Task to complete → Narrow the data below down to the lines containing "content".

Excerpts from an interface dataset
########
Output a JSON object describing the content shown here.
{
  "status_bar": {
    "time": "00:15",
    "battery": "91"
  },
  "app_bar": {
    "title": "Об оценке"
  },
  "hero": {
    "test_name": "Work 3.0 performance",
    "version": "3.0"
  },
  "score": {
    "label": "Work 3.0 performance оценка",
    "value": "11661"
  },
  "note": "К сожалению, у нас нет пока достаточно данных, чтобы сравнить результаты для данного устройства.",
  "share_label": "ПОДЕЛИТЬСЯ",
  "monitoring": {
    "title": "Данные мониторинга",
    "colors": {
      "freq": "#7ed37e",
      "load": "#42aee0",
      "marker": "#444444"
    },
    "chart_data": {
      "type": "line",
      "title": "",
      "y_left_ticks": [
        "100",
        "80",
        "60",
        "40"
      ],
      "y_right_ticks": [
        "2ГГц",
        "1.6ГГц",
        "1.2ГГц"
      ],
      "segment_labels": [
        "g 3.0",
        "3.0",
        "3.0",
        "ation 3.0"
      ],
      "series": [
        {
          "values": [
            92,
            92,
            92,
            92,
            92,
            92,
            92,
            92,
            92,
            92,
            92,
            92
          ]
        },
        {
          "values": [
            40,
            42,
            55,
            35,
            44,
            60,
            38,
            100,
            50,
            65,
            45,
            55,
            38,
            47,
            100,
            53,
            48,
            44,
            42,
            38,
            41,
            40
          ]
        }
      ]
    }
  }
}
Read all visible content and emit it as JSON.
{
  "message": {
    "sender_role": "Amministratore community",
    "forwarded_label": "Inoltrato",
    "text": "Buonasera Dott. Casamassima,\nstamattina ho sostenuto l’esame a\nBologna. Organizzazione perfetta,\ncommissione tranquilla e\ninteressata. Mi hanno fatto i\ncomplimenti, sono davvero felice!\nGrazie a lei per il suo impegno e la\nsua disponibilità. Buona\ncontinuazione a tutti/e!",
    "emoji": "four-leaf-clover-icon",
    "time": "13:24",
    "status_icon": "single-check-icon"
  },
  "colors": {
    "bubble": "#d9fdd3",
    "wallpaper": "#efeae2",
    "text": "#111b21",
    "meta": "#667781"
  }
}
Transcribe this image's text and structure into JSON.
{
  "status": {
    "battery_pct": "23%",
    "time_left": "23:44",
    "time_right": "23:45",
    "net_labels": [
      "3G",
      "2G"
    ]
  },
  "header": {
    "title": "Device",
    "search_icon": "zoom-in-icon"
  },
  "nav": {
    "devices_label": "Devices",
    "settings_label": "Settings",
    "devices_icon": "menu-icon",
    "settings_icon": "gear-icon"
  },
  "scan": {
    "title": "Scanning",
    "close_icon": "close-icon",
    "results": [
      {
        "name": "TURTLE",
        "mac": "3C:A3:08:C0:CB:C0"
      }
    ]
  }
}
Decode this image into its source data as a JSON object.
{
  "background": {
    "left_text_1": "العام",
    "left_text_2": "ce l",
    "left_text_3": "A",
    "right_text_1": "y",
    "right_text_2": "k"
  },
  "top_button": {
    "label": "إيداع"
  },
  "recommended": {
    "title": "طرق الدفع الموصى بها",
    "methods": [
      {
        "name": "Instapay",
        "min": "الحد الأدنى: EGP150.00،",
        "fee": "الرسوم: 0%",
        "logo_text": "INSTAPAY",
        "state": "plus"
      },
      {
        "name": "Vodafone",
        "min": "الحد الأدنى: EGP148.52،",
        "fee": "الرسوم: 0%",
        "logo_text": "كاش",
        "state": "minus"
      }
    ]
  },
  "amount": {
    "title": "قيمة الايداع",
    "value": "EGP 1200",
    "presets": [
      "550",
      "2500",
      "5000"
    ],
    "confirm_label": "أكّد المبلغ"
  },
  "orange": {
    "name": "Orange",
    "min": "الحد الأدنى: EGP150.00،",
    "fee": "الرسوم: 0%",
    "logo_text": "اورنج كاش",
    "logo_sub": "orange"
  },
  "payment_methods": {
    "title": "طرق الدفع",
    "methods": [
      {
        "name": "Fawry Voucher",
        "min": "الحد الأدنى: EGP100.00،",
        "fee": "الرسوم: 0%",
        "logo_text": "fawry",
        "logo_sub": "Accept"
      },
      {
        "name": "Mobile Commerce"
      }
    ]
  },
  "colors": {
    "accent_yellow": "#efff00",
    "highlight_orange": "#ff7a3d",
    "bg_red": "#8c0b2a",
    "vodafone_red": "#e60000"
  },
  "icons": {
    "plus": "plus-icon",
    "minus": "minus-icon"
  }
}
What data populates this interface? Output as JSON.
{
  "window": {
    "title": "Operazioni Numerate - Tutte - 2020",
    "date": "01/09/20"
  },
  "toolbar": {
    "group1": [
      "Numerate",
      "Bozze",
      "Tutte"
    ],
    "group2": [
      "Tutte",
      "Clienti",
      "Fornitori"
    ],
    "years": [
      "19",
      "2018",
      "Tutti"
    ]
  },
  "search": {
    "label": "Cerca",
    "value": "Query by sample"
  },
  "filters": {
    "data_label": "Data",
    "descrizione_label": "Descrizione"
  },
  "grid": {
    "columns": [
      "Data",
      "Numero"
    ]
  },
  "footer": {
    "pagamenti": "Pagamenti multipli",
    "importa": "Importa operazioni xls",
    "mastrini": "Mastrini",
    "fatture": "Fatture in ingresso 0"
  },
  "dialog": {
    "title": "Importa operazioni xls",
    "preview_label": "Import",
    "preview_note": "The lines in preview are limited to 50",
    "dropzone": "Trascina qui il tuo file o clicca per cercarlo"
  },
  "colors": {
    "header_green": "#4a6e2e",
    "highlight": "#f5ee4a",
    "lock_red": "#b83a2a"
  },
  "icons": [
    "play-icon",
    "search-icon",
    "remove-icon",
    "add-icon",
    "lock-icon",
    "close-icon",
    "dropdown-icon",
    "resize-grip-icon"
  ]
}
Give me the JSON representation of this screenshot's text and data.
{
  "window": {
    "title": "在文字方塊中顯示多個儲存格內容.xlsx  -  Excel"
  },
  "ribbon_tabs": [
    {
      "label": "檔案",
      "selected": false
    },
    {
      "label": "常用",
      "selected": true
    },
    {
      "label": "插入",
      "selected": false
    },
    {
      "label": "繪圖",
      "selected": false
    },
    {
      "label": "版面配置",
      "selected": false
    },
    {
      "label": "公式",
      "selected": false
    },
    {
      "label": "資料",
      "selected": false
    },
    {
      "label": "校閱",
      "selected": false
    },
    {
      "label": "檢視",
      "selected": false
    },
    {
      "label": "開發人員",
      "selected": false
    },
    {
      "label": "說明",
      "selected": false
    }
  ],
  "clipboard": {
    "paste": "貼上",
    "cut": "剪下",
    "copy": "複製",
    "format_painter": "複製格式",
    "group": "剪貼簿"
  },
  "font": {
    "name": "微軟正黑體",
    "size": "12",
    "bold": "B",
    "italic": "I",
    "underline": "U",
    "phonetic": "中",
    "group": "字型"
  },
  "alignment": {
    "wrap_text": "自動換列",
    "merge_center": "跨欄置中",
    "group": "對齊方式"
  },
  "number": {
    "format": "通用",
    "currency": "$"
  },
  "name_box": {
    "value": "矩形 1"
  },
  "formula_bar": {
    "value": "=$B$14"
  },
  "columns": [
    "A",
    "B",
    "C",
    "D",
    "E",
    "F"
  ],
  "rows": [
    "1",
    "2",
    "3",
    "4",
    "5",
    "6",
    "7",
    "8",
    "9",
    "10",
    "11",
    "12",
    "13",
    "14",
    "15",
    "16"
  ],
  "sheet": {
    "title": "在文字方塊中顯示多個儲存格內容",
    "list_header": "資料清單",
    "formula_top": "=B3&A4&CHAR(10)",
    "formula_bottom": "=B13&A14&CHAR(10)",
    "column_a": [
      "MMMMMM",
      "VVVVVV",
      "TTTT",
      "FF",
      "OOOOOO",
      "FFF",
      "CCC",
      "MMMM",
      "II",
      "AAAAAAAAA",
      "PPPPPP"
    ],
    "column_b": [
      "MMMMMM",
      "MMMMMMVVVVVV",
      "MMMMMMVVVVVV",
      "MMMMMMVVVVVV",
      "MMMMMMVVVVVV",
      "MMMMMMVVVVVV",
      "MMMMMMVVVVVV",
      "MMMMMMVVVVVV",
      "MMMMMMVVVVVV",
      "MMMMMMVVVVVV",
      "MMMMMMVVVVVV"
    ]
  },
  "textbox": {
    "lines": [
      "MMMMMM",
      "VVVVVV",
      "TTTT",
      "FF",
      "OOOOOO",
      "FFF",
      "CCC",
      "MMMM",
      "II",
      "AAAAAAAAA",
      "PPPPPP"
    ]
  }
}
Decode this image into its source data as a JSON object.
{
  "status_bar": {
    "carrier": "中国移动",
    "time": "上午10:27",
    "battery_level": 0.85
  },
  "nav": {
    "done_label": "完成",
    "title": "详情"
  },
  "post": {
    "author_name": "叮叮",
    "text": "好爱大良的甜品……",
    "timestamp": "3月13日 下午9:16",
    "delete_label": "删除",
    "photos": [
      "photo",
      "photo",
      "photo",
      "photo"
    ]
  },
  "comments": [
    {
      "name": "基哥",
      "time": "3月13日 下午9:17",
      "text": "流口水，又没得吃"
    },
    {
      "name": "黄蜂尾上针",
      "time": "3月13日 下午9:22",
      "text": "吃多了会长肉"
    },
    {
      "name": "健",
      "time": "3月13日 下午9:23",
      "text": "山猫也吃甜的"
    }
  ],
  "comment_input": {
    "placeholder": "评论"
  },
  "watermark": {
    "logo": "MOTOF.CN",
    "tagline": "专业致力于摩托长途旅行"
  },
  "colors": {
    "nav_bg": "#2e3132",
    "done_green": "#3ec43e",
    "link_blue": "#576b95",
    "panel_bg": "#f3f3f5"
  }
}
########
Task output →
Output a JSON object describing the content shown here.
Read all visible content and emit it as JSON.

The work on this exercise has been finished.